and professor parcells come and try give all of us a little lesson on pathology. thank you. attorney parks? >> thank you. in the situation like this facts become very important. evidence becomes very important. it is so important that the facts in this case really get out. this case has suffered from a lack of transparency, i'm going to, i will hold it up and show them something. you heard attorney crump say there was multiple shots. there are two shots i want to focus for my purpose right here today because they become important because they show that the direction of the bullet was in a back to front direction. the first one is what we call, the kill shot and the one when attorney crump was speaking he wouldn't have suffered from is right here.
at the apex of his head there was a very, very severe and clear injury at the apex, the very top that went from a back to front position. also, the second shot in the head you heard us speak about, that shot is here. is a little dot on the diagram, right by his hairline. that bullet went in there and came out near the eye area. that is very important. that is very important because it shows a back to front for both of those. and supports what the witnesses said about him trying to surrender to the officer. and his head was in a downward position, had to be for that to happen. those type of facts are clear. and we believe that given those kind of facts, this officer should have been arrested. those things speak for themselves. why would he be shot in the very top of his head, six foot four
man. makes no sense. and so, that's what we have. and that's why we believe that those two things alone are ample evidence for this officer to be arrested. >> good morning, everyone. >> good morning. >> i want to continue the call and the plea for those that are reporting, for those that are investigating this case, to remain fair, to remain balanced and to look at this case for what it is. i can see that there's a very disturbing divide that is developing in our community and this is not what we initially came to the community and called for. a call was for fairness, it was for transparency. we had to have this autopsy so we can have information at our fingerprints that we can then
explain to those that have called me on multiple occasions, and i have not been able to say a word and i have not spoken to anybody about what i knew personally. this is this opportunity to get this information out. one thing i will address from a factual standpoint, i saw a news report this morning and one of the, i'm not sure if he was an officer or not but one person reported that the events last night may have been spurred by a trigger by the release of this autopsy. let me just tell you for a fact that this autopsy came out two hours later, after the law enforcement decision, authorities made a decision to converge on that crowd. and so if they want to make a connection between the release of this information and what happened last night, that connection is misplaced. thank you so much.
>> we will call dr. michael baden and professor sean parcels to discuss about their preliminary autopsy findings. >> sorry. thank you, ben. we're here as forensic sign tiffs. we're looking for information that is, from the autopsy and other scientific studies that will allow to us eventually reach final conclusions. but the question that is asked to me, most commonly in these types of situations, when somebody dies after an encounter with police, anywhere in this country, in other countries too, when it is predictable that there may be community concerns

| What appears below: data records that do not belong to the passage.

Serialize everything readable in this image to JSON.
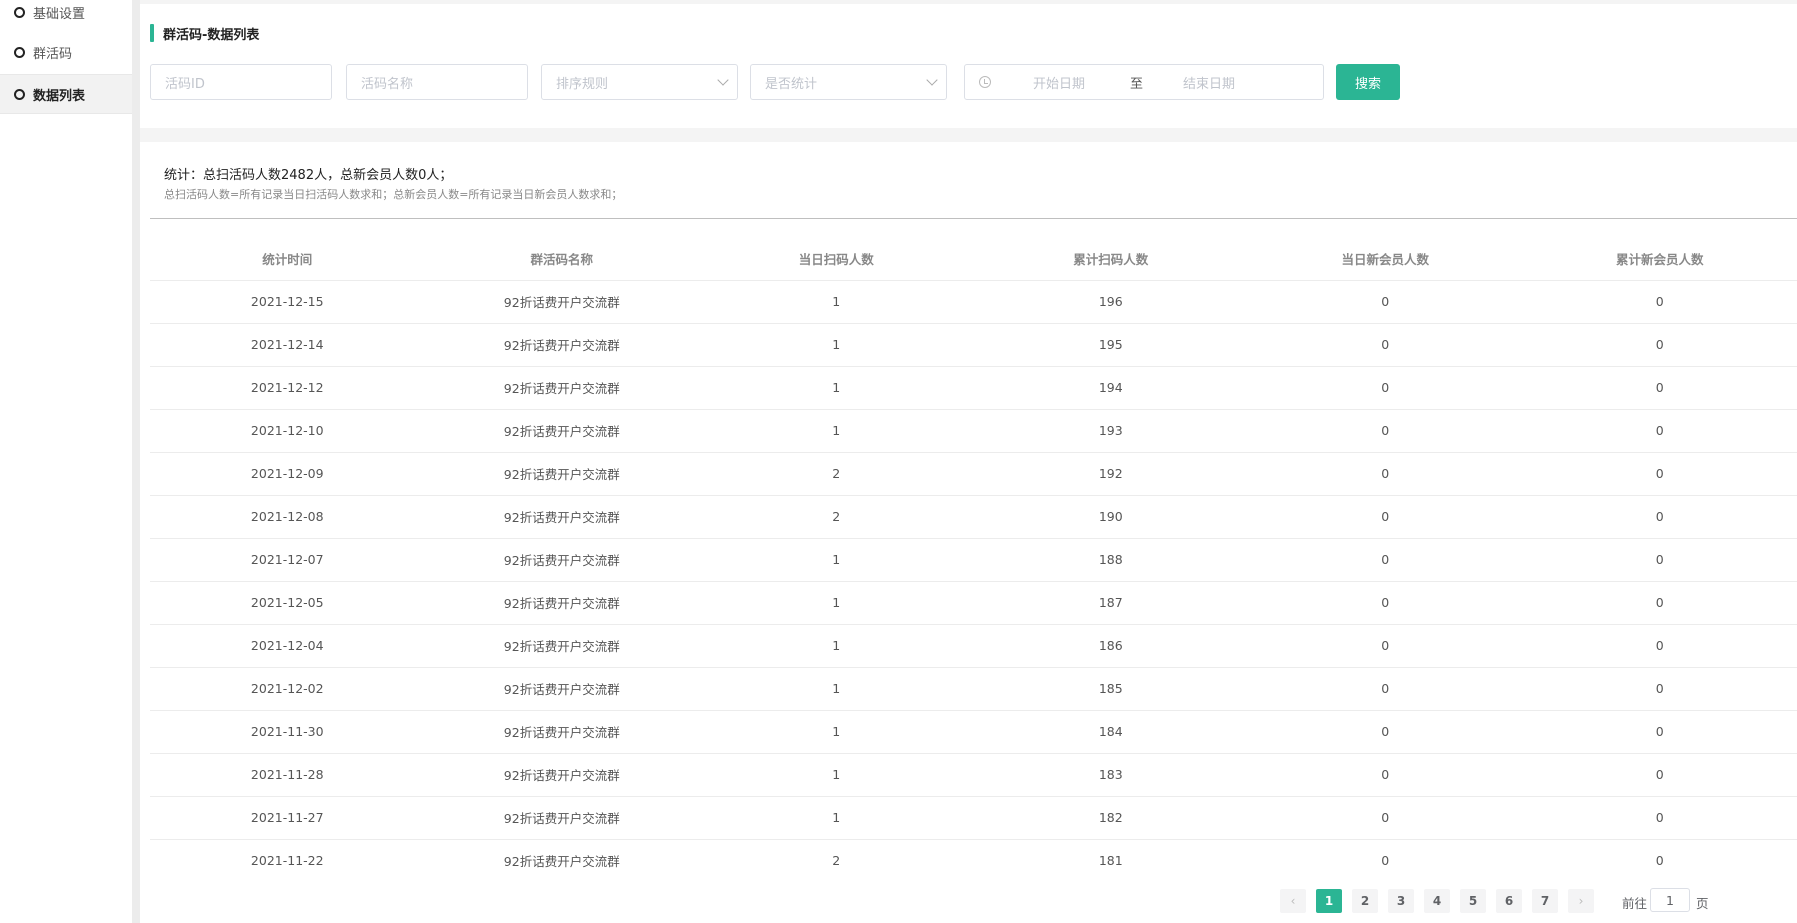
{
  "sidebar": {
    "items": [
      {
        "label": "基础设置"
      },
      {
        "label": "群活码"
      },
      {
        "label": "数据列表"
      }
    ]
  },
  "panel": {
    "title": "群活码-数据列表"
  },
  "filters": {
    "code_id_placeholder": "活码ID",
    "code_name_placeholder": "活码名称",
    "sort_placeholder": "排序规则",
    "stat_placeholder": "是否统计",
    "date_start_placeholder": "开始日期",
    "date_separator": "至",
    "date_end_placeholder": "结束日期",
    "search_label": "搜索"
  },
  "stats": {
    "summary": "统计：总扫活码人数2482人，总新会员人数0人；",
    "note": "总扫活码人数=所有记录当日扫活码人数求和；总新会员人数=所有记录当日新会员人数求和；"
  },
  "table": {
    "headers": [
      "统计时间",
      "群活码名称",
      "当日扫码人数",
      "累计扫码人数",
      "当日新会员人数",
      "累计新会员人数"
    ],
    "rows": [
      [
        "2021-12-15",
        "92折话费开户交流群",
        "1",
        "196",
        "0",
        "0"
      ],
      [
        "2021-12-14",
        "92折话费开户交流群",
        "1",
        "195",
        "0",
        "0"
      ],
      [
        "2021-12-12",
        "92折话费开户交流群",
        "1",
        "194",
        "0",
        "0"
      ],
      [
        "2021-12-10",
        "92折话费开户交流群",
        "1",
        "193",
        "0",
        "0"
      ],
      [
        "2021-12-09",
        "92折话费开户交流群",
        "2",
        "192",
        "0",
        "0"
      ],
      [
        "2021-12-08",
        "92折话费开户交流群",
        "2",
        "190",
        "0",
        "0"
      ],
      [
        "2021-12-07",
        "92折话费开户交流群",
        "1",
        "188",
        "0",
        "0"
      ],
      [
        "2021-12-05",
        "92折话费开户交流群",
        "1",
        "187",
        "0",
        "0"
      ],
      [
        "2021-12-04",
        "92折话费开户交流群",
        "1",
        "186",
        "0",
        "0"
      ],
      [
        "2021-12-02",
        "92折话费开户交流群",
        "1",
        "185",
        "0",
        "0"
      ],
      [
        "2021-11-30",
        "92折话费开户交流群",
        "1",
        "184",
        "0",
        "0"
      ],
      [
        "2021-11-28",
        "92折话费开户交流群",
        "1",
        "183",
        "0",
        "0"
      ],
      [
        "2021-11-27",
        "92折话费开户交流群",
        "1",
        "182",
        "0",
        "0"
      ],
      [
        "2021-11-22",
        "92折话费开户交流群",
        "2",
        "181",
        "0",
        "0"
      ]
    ]
  },
  "pagination": {
    "pages": [
      "1",
      "2",
      "3",
      "4",
      "5",
      "6",
      "7"
    ],
    "current": "1",
    "prev_icon": "‹",
    "next_icon": "›",
    "goto_prefix": "前往",
    "goto_value": "1",
    "goto_suffix": "页"
  },
  "colors": {
    "accent": "#2bb594"
  }
}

how many wounds, and meese important, did my loved ones suffer. pain and suffering is concerned. we can answer those questions on day one on the basis of the injuries. such as, when there is a damage to the brain, wound to the brain, i amimmediate loss of consciousness at that point and telling that to a family can often be very helpful at a trying time for the family.